diberry - 2:43 pm on Apr 14, 2013 (gmt 0)
This right here is one of the best pages I've ever seen on WebmasterWorld. TOI's comments on measuring "when the search ends" fill all the gaps in the "Panda is all about Exit Rate" theory. It's not exit rate per se, but whether you come back and search for the same thing again... the two metric would correlate a good bit, but while "exit rate" could be very misleading for sites that satisfy queries like "who won last night's game" in two seconds, the "when the search ends" metric wouldn't be.

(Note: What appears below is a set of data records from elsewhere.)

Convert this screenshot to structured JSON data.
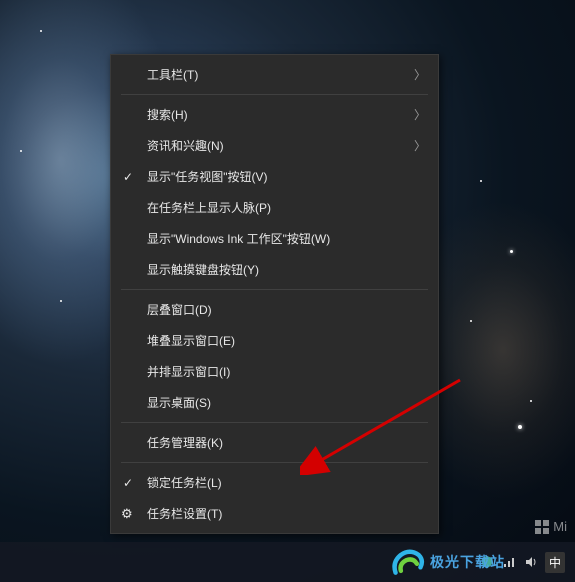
{
  "menu": {
    "toolbar": "工具栏(T)",
    "search": "搜索(H)",
    "news_interests": "资讯和兴趣(N)",
    "show_taskview_btn": "显示\"任务视图\"按钮(V)",
    "show_people": "在任务栏上显示人脉(P)",
    "show_ink": "显示\"Windows Ink 工作区\"按钮(W)",
    "show_touch_kb": "显示触摸键盘按钮(Y)",
    "cascade": "层叠窗口(D)",
    "stacked": "堆叠显示窗口(E)",
    "side_by_side": "并排显示窗口(I)",
    "show_desktop": "显示桌面(S)",
    "task_manager": "任务管理器(K)",
    "lock_taskbar": "锁定任务栏(L)",
    "taskbar_settings": "任务栏设置(T)"
  },
  "watermark": {
    "text": "Mi"
  },
  "logo": {
    "text": "极光下载站"
  },
  "tray": {
    "ime": "中"
  }
}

I believe brand bias may actually be hurting Google, but not in a way they're going to feel for some time, and maybe not in a way that wasn't inevitable at some point anyway. Anecdotal support based on people I know in a major city who are just average surfers using the internet to shop, socialize, and be entertained:
--They Yelp to find local stuff to do, places to go. They don't think of a search engine as the right job for that task.
--They go directly to websites to shop instead of going through search.
--They hear about entertainment sites through Facebook or word of mouth, and bookmark them without ever going through Google.
--They use Google to research topics.
And the reason they give me for not using Google primarily? "All Google wants to do is sell you stuff." While Google is not directly making money by feeding you transactional sites for queries that may or may not be transactional, that is their perception.
I say this was inevitable because search used to be the best tool we had for everything, but now it's not. Yelp is a much more robust way to find local stuff of interest. Now that people understand how shopping through websites works, there's no need to look "Dillards" up in Google if you know it exists already. (Though some may unintentionally route through Google to get to Dillards, by typing it into the bar without the ".com", thus inflating Google's sense of its - and Dillards' - importance in search.)
I wish there was a way to cook up some quantified data on this. Instead of looking at stats from Google or Facebook or Yelp, just take a large sample pool of people and give them access to the whole net and a task list like, "Find a great new restaurant to go to with friends and book a table" and "Find a new humor site to enjoy anytime you need a short break from work" and "Shop for a new [whatever]" and see what they do.